> Supplied data
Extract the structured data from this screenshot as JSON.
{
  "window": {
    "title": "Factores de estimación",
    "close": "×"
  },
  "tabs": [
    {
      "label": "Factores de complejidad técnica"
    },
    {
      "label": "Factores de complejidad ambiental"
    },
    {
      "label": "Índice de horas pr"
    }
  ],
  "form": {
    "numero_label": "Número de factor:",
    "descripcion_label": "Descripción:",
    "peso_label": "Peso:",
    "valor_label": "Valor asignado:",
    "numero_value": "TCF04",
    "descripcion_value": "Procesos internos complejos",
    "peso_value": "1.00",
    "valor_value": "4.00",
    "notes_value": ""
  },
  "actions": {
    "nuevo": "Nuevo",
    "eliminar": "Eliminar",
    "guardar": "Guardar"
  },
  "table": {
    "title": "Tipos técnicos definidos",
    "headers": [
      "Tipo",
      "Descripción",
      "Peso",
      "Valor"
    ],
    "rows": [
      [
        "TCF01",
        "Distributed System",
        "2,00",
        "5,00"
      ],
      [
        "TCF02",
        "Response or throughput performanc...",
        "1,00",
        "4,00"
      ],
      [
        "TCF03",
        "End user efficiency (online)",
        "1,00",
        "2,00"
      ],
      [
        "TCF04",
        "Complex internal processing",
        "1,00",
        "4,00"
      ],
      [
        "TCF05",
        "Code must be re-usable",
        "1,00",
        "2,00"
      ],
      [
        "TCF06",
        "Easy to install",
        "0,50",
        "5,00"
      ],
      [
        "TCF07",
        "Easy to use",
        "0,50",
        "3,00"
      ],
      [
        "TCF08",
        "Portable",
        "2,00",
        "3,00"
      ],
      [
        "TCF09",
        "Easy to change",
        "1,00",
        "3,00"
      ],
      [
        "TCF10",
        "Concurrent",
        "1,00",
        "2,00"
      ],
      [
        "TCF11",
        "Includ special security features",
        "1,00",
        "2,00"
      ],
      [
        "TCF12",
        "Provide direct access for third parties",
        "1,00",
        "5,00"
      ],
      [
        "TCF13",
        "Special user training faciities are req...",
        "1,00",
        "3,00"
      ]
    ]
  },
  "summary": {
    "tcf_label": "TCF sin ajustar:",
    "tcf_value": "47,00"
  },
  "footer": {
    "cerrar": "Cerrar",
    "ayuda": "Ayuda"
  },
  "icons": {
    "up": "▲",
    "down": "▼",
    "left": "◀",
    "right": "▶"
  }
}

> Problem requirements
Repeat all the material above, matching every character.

> Response
Extract the structured data from this screenshot as JSON.
{
  "window": {
    "title": "Factores de estimación",
    "close": "×"
  },
  "tabs": [
    {
      "label": "Factores de complejidad técnica"
    },
    {
      "label": "Factores de complejidad ambiental"
    },
    {
      "label": "Índice de horas pr"
    }
  ],
  "form": {
    "numero_label": "Número de factor:",
    "descripcion_label": "Descripción:",
    "peso_label": "Peso:",
    "valor_label": "Valor asignado:",
    "numero_value": "TCF04",
    "descripcion_value": "Procesos internos complejos",
    "peso_value": "1.00",
    "valor_value": "4.00",
    "notes_value": ""
  },
  "actions": {
    "nuevo": "Nuevo",
    "eliminar": "Eliminar",
    "guardar": "Guardar"
  },
  "table": {
    "title": "Tipos técnicos definidos",
    "headers": [
      "Tipo",
      "Descripción",
      "Peso",
      "Valor"
    ],
    "rows": [
      [
        "TCF01",
        "Distributed System",
        "2,00",
        "5,00"
      ],
      [
        "TCF02",
        "Response or throughput performanc...",
        "1,00",
        "4,00"
      ],
      [
        "TCF03",
        "End user efficiency (online)",
        "1,00",
        "2,00"
      ],
      [
        "TCF04",
        "Complex internal processing",
        "1,00",
        "4,00"
      ],
      [
        "TCF05",
        "Code must be re-usable",
        "1,00",
        "2,00"
      ],
      [
        "TCF06",
        "Easy to install",
        "0,50",
        "5,00"
      ],
      [
        "TCF07",
        "Easy to use",
        "0,50",
        "3,00"
      ],
      [
        "TCF08",
        "Portable",
        "2,00",
        "3,00"
      ],
      [
        "TCF09",
        "Easy to change",
        "1,00",
        "3,00"
      ],
      [
        "TCF10",
        "Concurrent",
        "1,00",
        "2,00"
      ],
      [
        "TCF11",
        "Includ special security features",
        "1,00",
        "2,00"
      ],
      [
        "TCF12",
        "Provide direct access for third parties",
        "1,00",
        "5,00"
      ],
      [
        "TCF13",
        "Special user training faciities are req...",
        "1,00",
        "3,00"
      ]
    ]
  },
  "summary": {
    "tcf_label": "TCF sin ajustar:",
    "tcf_value": "47,00"
  },
  "footer": {
    "cerrar": "Cerrar",
    "ayuda": "Ayuda"
  },
  "icons": {
    "up": "▲",
    "down": "▼",
    "left": "◀",
    "right": "▶"
  }
}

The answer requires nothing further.